Scan the entries for the word "icon", and copy every line where it appears.

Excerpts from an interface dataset
★ ★ ★ ★ ★

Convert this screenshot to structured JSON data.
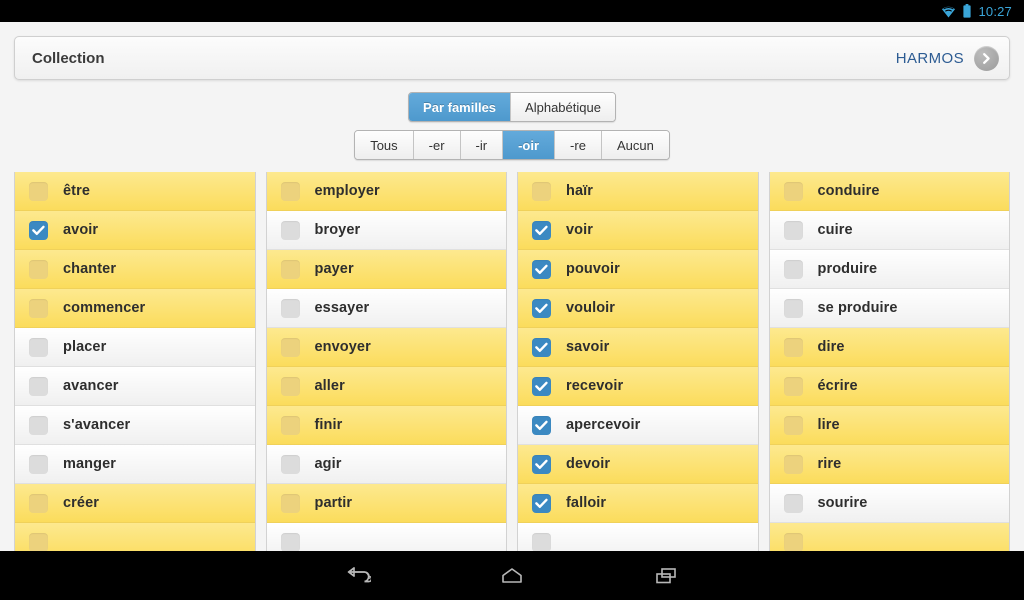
{
  "statusbar": {
    "time": "10:27",
    "wifi_icon": "wifi-icon",
    "battery_icon": "battery-icon",
    "accent_color": "#3aa5d8"
  },
  "header": {
    "title": "Collection",
    "action_label": "HARMOS",
    "chevron_icon": "chevron-right-icon"
  },
  "view_tabs": [
    {
      "label": "Par familles",
      "selected": true
    },
    {
      "label": "Alphabétique",
      "selected": false
    }
  ],
  "filters": [
    {
      "label": "Tous",
      "selected": false
    },
    {
      "label": "-er",
      "selected": false
    },
    {
      "label": "-ir",
      "selected": false
    },
    {
      "label": "-oir",
      "selected": true
    },
    {
      "label": "-re",
      "selected": false
    },
    {
      "label": "Aucun",
      "selected": false
    }
  ],
  "accent_color": "#4e99cd",
  "highlight_color": "#fbdc5c",
  "columns": [
    {
      "items": [
        {
          "label": "être",
          "highlighted": true,
          "checked": false
        },
        {
          "label": "avoir",
          "highlighted": true,
          "checked": true
        },
        {
          "label": "chanter",
          "highlighted": true,
          "checked": false
        },
        {
          "label": "commencer",
          "highlighted": true,
          "checked": false
        },
        {
          "label": "placer",
          "highlighted": false,
          "checked": false
        },
        {
          "label": "avancer",
          "highlighted": false,
          "checked": false
        },
        {
          "label": "s'avancer",
          "highlighted": false,
          "checked": false
        },
        {
          "label": "manger",
          "highlighted": false,
          "checked": false
        },
        {
          "label": "créer",
          "highlighted": true,
          "checked": false
        },
        {
          "label": "",
          "highlighted": true,
          "checked": false
        }
      ]
    },
    {
      "items": [
        {
          "label": "employer",
          "highlighted": true,
          "checked": false
        },
        {
          "label": "broyer",
          "highlighted": false,
          "checked": false
        },
        {
          "label": "payer",
          "highlighted": true,
          "checked": false
        },
        {
          "label": "essayer",
          "highlighted": false,
          "checked": false
        },
        {
          "label": "envoyer",
          "highlighted": true,
          "checked": false
        },
        {
          "label": "aller",
          "highlighted": true,
          "checked": false
        },
        {
          "label": "finir",
          "highlighted": true,
          "checked": false
        },
        {
          "label": "agir",
          "highlighted": false,
          "checked": false
        },
        {
          "label": "partir",
          "highlighted": true,
          "checked": false
        },
        {
          "label": "",
          "highlighted": false,
          "checked": false
        }
      ]
    },
    {
      "items": [
        {
          "label": "haïr",
          "highlighted": true,
          "checked": false
        },
        {
          "label": "voir",
          "highlighted": true,
          "checked": true
        },
        {
          "label": "pouvoir",
          "highlighted": true,
          "checked": true
        },
        {
          "label": "vouloir",
          "highlighted": true,
          "checked": true
        },
        {
          "label": "savoir",
          "highlighted": true,
          "checked": true
        },
        {
          "label": "recevoir",
          "highlighted": true,
          "checked": true
        },
        {
          "label": "apercevoir",
          "highlighted": false,
          "checked": true
        },
        {
          "label": "devoir",
          "highlighted": true,
          "checked": true
        },
        {
          "label": "falloir",
          "highlighted": true,
          "checked": true
        },
        {
          "label": "",
          "highlighted": false,
          "checked": false
        }
      ]
    },
    {
      "items": [
        {
          "label": "conduire",
          "highlighted": true,
          "checked": false
        },
        {
          "label": "cuire",
          "highlighted": false,
          "checked": false
        },
        {
          "label": "produire",
          "highlighted": false,
          "checked": false
        },
        {
          "label": "se produire",
          "highlighted": false,
          "checked": false
        },
        {
          "label": "dire",
          "highlighted": true,
          "checked": false
        },
        {
          "label": "écrire",
          "highlighted": true,
          "checked": false
        },
        {
          "label": "lire",
          "highlighted": true,
          "checked": false
        },
        {
          "label": "rire",
          "highlighted": true,
          "checked": false
        },
        {
          "label": "sourire",
          "highlighted": false,
          "checked": false
        },
        {
          "label": "",
          "highlighted": true,
          "checked": false
        }
      ]
    }
  ],
  "navbar": [
    {
      "icon": "back-icon"
    },
    {
      "icon": "home-icon"
    },
    {
      "icon": "recents-icon"
    }
  ]
}
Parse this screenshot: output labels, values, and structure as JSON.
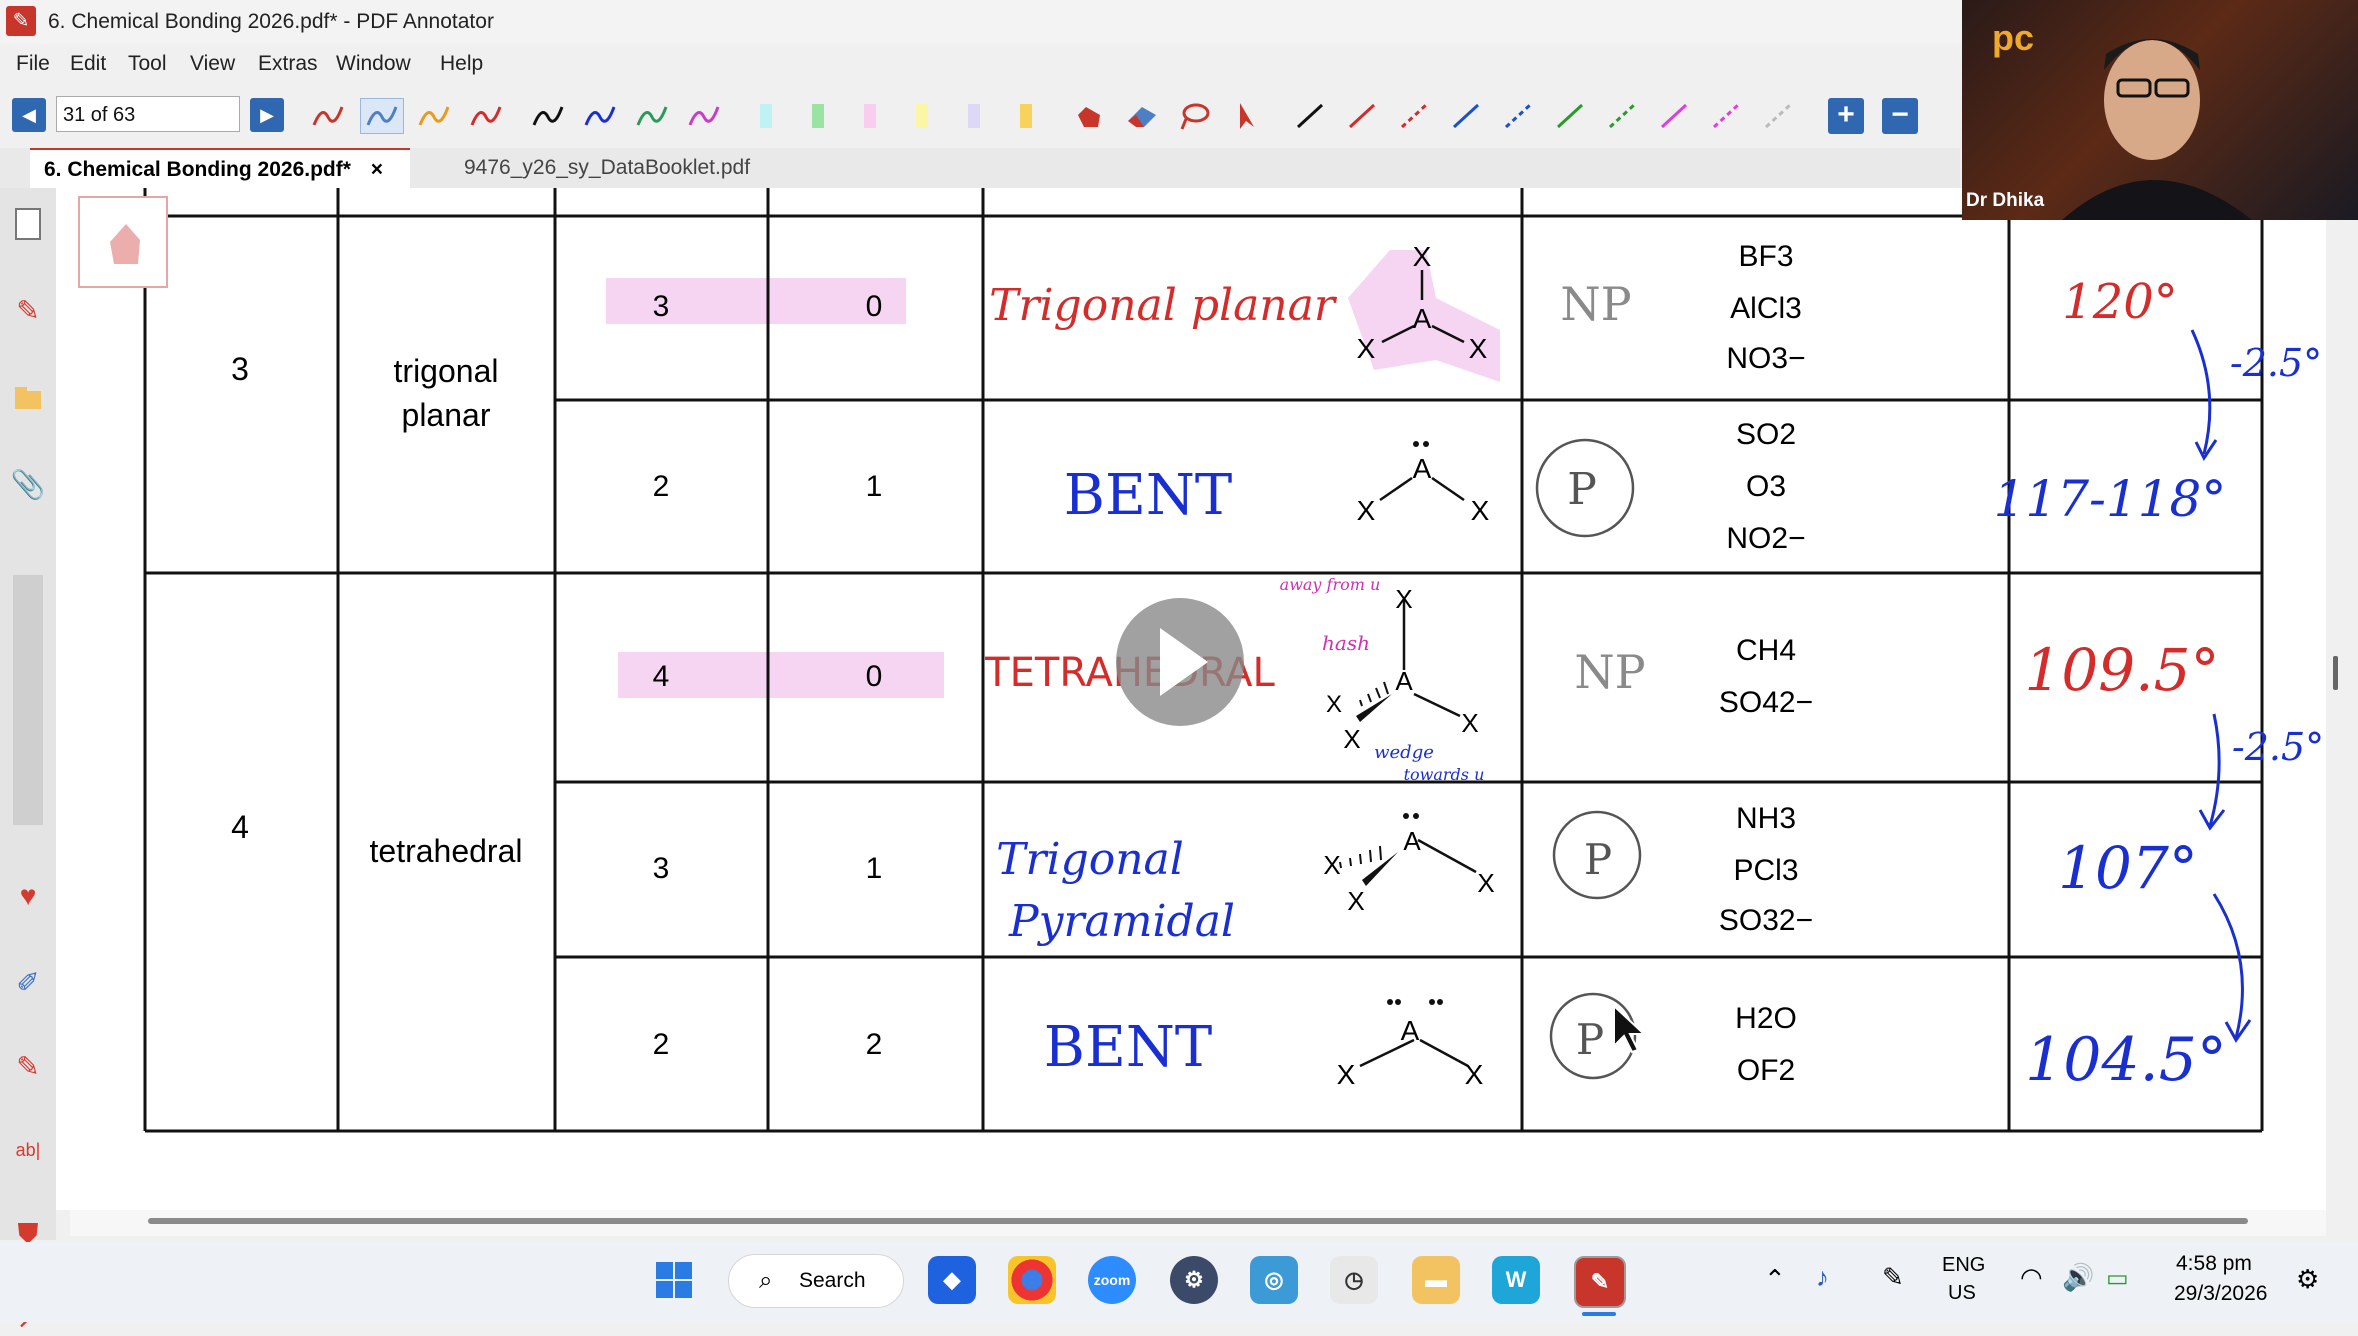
{
  "window": {
    "title": "6. Chemical Bonding 2026.pdf* - PDF Annotator"
  },
  "menu": [
    "File",
    "Edit",
    "Tool",
    "View",
    "Extras",
    "Window",
    "Help"
  ],
  "toolbar": {
    "page_indicator": "31 of 63"
  },
  "tabs": [
    {
      "label": "6. Chemical Bonding 2026.pdf*",
      "close": "×"
    },
    {
      "label": "9476_y26_sy_DataBooklet.pdf"
    }
  ],
  "video": {
    "presenter": "Dr Dhika",
    "logo": "pc"
  },
  "table": {
    "rows": [
      {
        "domains": "3",
        "geometry_line1": "trigonal",
        "geometry_line2": "planar",
        "sub": [
          {
            "bp": "3",
            "lp": "0",
            "shape": "Trigonal planar",
            "polarity": "NP",
            "examples": [
              "BF3",
              "AlCl3",
              "NO3−"
            ],
            "angle": "120°"
          },
          {
            "bp": "2",
            "lp": "1",
            "shape": "BENT",
            "polarity": "P",
            "examples": [
              "SO2",
              "O3",
              "NO2−"
            ],
            "angle": "117-118°"
          }
        ]
      },
      {
        "domains": "4",
        "geometry_line1": "tetrahedral",
        "geometry_line2": "",
        "sub": [
          {
            "bp": "4",
            "lp": "0",
            "shape": "TETRAHEDRAL",
            "polarity": "NP",
            "examples": [
              "CH4",
              "SO42−"
            ],
            "angle": "109.5°"
          },
          {
            "bp": "3",
            "lp": "1",
            "shape_line1": "Trigonal",
            "shape_line2": "Pyramidal",
            "polarity": "P",
            "examples": [
              "NH3",
              "PCl3",
              "SO32−"
            ],
            "angle": "107°"
          },
          {
            "bp": "2",
            "lp": "2",
            "shape": "BENT",
            "polarity": "P",
            "examples": [
              "H2O",
              "OF2"
            ],
            "angle": "104.5°"
          }
        ]
      }
    ],
    "angle_drop_1": "-2.5°",
    "angle_drop_2": "-2.5°",
    "annot_away": "away from u",
    "annot_hash": "hash",
    "annot_wedge": "wedge",
    "annot_towards": "towards u",
    "atom_center": "A",
    "atom_outer": "X"
  },
  "taskbar": {
    "search_label": "Search",
    "lang_line1": "ENG",
    "lang_line2": "US",
    "time": "4:58 pm",
    "date": "29/3/2026"
  },
  "colors": {
    "accent_red": "#c7352b",
    "ink_red": "#d42b2b",
    "ink_blue": "#1a2fd0",
    "ink_magenta": "#d12fb7",
    "highlight_pink": "#f6d5f3",
    "nav_blue": "#2f68b0"
  }
}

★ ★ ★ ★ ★

- [Answer section]
    "wifi_icon": "wifi-icon",
    "battery_icon": "battery-icon",
    "chevron_icon": "chevron-right-icon"
      "icon": "back-icon"
      "icon": "home-icon"
      "icon": "recents-icon"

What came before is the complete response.